§ Information:
━━━━━━━━━━━━━━━━
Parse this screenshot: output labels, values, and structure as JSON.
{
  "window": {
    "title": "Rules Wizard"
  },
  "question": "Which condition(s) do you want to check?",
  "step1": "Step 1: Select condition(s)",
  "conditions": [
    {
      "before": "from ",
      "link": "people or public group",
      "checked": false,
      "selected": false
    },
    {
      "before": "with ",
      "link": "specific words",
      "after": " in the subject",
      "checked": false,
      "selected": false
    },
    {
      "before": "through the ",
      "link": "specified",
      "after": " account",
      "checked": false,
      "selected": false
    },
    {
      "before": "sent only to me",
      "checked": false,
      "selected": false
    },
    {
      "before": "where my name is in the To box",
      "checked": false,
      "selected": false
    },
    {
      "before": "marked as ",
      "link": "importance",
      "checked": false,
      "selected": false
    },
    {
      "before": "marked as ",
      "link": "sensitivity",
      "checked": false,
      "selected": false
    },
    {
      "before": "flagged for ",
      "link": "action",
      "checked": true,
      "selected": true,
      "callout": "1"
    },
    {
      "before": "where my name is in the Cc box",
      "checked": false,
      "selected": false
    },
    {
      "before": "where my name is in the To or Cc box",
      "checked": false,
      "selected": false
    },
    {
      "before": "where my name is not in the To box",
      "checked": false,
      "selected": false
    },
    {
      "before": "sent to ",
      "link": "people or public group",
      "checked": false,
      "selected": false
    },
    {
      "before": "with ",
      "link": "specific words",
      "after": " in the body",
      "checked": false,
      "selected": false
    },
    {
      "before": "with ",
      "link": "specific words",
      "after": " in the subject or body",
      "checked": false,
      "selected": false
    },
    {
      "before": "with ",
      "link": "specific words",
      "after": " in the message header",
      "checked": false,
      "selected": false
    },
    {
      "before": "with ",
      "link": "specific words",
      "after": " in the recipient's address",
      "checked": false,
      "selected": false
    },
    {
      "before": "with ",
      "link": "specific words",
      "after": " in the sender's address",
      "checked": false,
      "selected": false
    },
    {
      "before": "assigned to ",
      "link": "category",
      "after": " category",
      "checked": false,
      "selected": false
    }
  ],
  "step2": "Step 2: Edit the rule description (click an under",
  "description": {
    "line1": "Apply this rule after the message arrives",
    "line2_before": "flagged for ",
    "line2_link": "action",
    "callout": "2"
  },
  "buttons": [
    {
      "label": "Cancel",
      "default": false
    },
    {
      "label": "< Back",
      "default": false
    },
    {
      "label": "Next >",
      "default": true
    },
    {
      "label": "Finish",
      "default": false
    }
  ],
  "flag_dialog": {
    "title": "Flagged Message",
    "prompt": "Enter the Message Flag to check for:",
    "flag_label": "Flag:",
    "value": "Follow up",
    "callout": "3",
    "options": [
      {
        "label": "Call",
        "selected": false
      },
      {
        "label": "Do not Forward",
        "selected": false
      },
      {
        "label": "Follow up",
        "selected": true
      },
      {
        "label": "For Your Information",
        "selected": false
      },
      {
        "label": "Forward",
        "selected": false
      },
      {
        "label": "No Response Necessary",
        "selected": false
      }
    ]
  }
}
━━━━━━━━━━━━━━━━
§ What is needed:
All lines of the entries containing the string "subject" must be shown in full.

§ Written solution:
      "after": " in the subject",
      "after": " in the subject or body",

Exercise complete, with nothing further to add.